Set in the Kashmir of the mid-1990s, Haider is the story of a disillusioned young man (Shahid Kapoor) out to avenge his father’s death. Haider, a poet and a history student, is summoned from Aligarh, after tragedy strikes his family. His house had burned down, his father is missing and his mother, Ghazala, seems to have, without much of a fuss, moved on with his power-hungry uncle (Kay Kay Menon). From then on, Haider‘s journey is not one of self-discovery, but of discovering those around him and losing himself while he gets to the bottom of it. At one point, Haider accuses his mother of being double-faced. But, every character in Haider, which is co-written by Bhardwaj and Kashmiri journalist and author Basharat Peer, seems to have more than one face. They have their own agendas; they are plotting in their heads, ready to strike when hit. Ghazala, for instance, based on Shakespeare’s Gertrude and played beautifully by Tabu, remains an enigma to the viewers even as the credits roll. We never find out where her loyalties lay; or whether she was manipulative or just vulnerable. Or take Khurram Meer, the Claudius figure in Haider, the smooth-talking, yet calculative politician. While we assume that his love for Ghazala is just another ploy to attain glory and respectability, he shocks us by putting his life on the line to save hers. The two Salmans, ardent fans of their namesake superstar, stand in for the many directionless young men stuck in a violent land. Then, there is Arshia (Shradha Kapoor), who tries to remain truthful to her lover, but ends up betraying him while trying to protect him. And then, there is her father, the policeman Pervez, who comes across as a softer version of Polonius, weakened by the love for his daughter, yet a slave to power. The many faces of Kashmir shown in Haider make us realise that the land, often hailed as a heaven on earth, is far from it. We see that a generation raised amidst bloodshed finds it hard to distinguish between right and wrong. In such times, you feel love will heal and let them live again, and love is what blinds Haider, but love is what betrays him and finally drives him insane. The extraordinary line-up of talent works in Bhardwaj’s favour. Starting from Tabu to Menon and Irrfan Khan (who appears in a cameo and takes the cake with the most stylish introduction scene of recent times), the performances are top-notch. Shradha is on home turf doing what she does best—opening up her eyes and acting innocent. Shahid, portraying his toughest character yet, is convincing as the brooding Haider, but falters as the film moves forward, and, by the end, gives away that he is just an actor playing the part. It is probably the only film of 2014 that truly invests so much effort on the woman’s character, making Ghazala the most enchanting and mysterious of the many women who have graced the screen this year. Haider is breathtakingly beautiful, carefully detailed with outstanding music and stunningly real performances. But what makes it short of being perfect is its inability to be rooted in the Indian backdrop that Bhardwaj sets it in. While Maqbool and Omkara (the filmmaker’s earlier adaptations of Macbeth and Othello) blended in as sons of the very soil they were moulded out of, Haidersticks out as if caught midway between the source material and the setting. And, despite taking an apparent political stand against the Armed Forces Special Powers Act and the Indian Army throughout the film, Bhardwaj’s final message that congratulates the Army’s efforts during the Kashmir floods is confusing.Haider, however, is a brave and beautiful attempt by Bhardwaj, with a lot going in its stride. It would have been much better and fulfilling, if Bhardwaj had struck a balance between the Bard’s and his own vision, like he successfully did earlier.
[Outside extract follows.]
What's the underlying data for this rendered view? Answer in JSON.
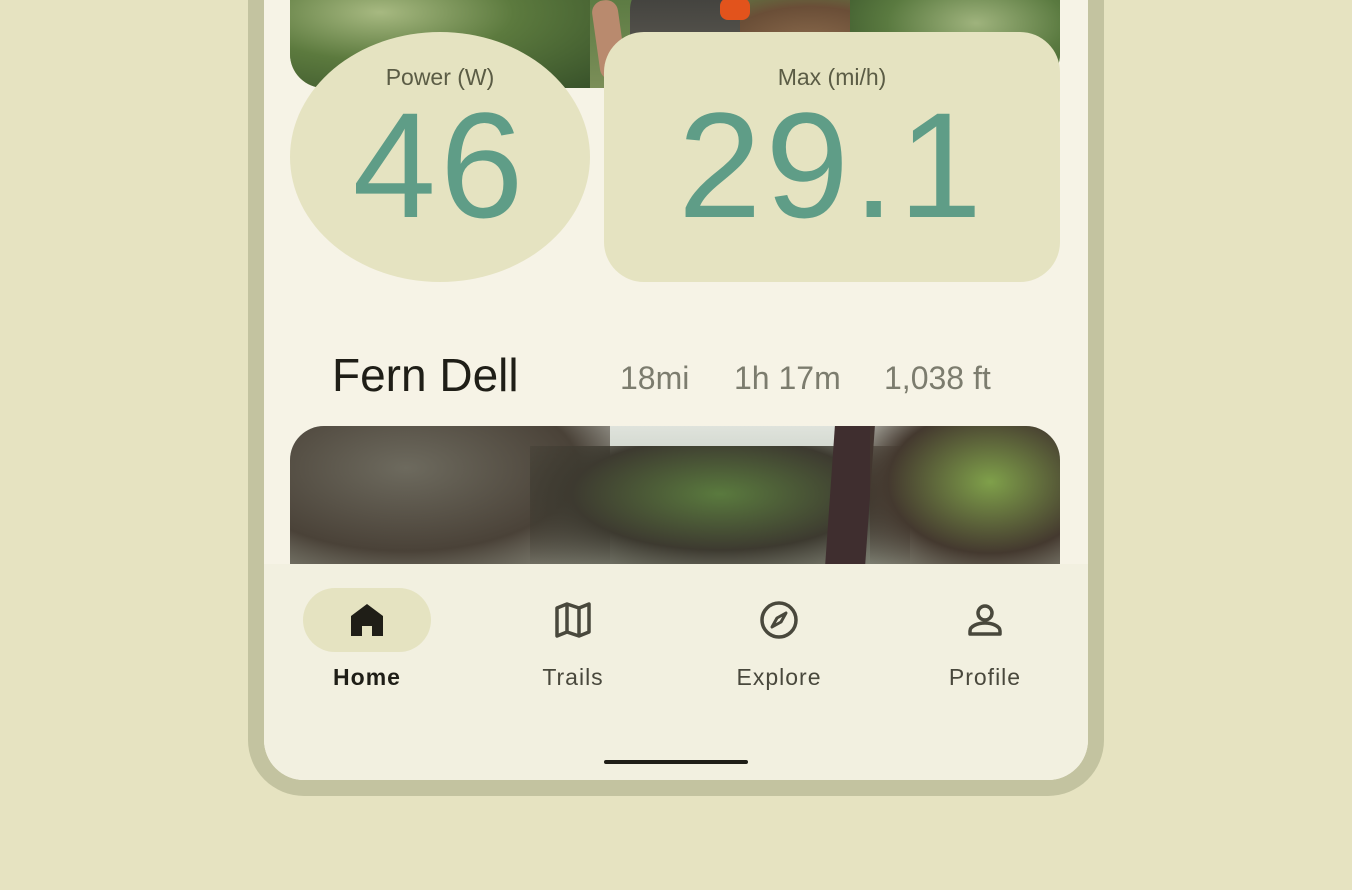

Director: Vishal Bhardwaj
Cast: Shahid Kapoor, Tabu, Irrfan Khan, Kay Kay Menon